- Observation. The observance of something, internal or external, tangible, or intangible (as in thought or emotion), objective or subjective (such as a perception).
- Questioning. The use of curiosity to formulate a question, which guides the inquiry.
- Hypothesis. A conjecture, based on knowledge obtained while formulating the question, that may explain any given behavior. The hypothesis might be very specific; for example, or it might be broad.
- Prediction. A determination the logical consequences of the hypothesis. One or more predictions are then selected for further testing.
- Testing. An investigation of whether the real world behaves as predicted by the hypothesis. Scientists (and other people) test hypotheses by conducting experiments.
- Result. The consistently demonstrable results of the testing.
- Analysis. Determining what the results of the experiment show and deciding on the next actions to take.

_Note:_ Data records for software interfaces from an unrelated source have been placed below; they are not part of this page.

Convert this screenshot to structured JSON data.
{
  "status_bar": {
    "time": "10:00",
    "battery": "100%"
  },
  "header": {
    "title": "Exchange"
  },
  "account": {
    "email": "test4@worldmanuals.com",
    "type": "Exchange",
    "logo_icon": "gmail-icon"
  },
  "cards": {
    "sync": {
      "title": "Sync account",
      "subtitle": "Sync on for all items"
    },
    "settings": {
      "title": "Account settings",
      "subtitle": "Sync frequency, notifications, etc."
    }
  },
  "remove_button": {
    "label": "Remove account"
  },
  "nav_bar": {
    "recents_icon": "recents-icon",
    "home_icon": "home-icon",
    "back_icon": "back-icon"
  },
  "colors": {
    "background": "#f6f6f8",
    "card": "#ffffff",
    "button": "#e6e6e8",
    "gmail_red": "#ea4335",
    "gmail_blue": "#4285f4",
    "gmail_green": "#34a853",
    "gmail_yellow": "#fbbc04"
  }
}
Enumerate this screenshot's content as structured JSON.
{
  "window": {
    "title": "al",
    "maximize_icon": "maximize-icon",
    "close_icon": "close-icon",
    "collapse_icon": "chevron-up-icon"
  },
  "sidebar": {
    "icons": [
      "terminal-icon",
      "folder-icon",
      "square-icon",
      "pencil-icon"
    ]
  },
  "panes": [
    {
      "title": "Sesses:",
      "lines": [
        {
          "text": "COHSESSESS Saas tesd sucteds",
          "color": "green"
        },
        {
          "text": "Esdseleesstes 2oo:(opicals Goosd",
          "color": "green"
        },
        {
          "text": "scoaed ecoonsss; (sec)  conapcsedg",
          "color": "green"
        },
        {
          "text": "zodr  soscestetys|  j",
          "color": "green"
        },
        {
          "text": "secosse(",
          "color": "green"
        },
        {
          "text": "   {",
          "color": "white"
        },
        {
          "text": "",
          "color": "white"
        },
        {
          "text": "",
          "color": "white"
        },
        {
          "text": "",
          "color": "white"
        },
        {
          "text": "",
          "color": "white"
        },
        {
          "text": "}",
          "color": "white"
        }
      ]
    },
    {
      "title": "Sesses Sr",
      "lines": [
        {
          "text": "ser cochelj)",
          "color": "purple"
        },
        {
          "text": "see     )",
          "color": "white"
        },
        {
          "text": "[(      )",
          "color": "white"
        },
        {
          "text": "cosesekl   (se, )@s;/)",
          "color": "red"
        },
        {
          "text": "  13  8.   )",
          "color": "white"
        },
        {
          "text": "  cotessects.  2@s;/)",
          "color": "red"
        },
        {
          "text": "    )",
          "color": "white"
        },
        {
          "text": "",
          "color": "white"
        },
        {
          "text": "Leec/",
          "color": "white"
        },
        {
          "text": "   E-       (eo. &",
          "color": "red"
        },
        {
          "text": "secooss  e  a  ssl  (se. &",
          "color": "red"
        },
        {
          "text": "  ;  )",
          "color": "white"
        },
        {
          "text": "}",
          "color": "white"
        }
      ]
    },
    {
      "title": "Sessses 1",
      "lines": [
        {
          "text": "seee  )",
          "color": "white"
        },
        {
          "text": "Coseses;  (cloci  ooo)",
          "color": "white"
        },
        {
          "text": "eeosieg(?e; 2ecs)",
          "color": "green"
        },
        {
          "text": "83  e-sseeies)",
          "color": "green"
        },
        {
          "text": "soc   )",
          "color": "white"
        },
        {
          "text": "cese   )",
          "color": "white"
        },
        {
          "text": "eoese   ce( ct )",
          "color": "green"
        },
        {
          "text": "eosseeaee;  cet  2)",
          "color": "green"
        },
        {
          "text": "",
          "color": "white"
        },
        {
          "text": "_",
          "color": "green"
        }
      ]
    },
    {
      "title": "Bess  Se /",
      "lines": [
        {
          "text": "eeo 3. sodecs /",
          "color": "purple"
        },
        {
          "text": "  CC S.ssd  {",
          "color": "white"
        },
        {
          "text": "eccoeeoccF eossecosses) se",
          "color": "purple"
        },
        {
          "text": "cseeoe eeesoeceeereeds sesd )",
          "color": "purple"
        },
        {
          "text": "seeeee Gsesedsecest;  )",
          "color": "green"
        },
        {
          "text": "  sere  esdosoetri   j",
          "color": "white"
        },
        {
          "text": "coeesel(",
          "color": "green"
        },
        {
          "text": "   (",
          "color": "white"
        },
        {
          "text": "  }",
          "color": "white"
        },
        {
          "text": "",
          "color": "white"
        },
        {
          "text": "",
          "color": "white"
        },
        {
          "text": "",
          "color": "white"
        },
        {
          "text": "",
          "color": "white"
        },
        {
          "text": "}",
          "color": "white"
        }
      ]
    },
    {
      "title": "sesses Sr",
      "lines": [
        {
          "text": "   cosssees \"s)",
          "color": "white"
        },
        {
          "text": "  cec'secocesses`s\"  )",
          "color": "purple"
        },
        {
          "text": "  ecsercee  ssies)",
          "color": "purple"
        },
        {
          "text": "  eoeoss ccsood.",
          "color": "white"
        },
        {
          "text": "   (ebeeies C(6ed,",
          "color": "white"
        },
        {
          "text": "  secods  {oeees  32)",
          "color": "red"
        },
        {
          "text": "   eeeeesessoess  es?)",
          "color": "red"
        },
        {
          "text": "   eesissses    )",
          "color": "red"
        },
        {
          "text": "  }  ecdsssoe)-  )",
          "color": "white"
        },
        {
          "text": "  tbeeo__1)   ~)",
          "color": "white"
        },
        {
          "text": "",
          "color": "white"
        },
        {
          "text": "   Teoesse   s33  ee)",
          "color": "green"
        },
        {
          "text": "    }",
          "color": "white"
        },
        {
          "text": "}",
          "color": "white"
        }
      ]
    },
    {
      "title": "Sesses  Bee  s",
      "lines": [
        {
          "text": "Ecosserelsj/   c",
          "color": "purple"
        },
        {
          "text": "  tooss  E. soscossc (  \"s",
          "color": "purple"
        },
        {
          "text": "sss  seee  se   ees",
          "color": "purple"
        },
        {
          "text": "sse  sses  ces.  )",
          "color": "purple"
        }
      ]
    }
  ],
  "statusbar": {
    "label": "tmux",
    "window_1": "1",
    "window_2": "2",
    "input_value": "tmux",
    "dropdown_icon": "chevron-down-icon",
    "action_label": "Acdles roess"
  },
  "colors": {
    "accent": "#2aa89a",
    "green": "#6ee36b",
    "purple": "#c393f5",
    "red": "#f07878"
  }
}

The predictions of the hypothesis are compared to those of the null hypothesis, to determine which is better able to explain the data.
Although the Scientific Method is largely undisputed as the best way to validate knowledge, there exist some philosophical arguments that challenge its infallibility and comprehensiveness.
The Raven Paradox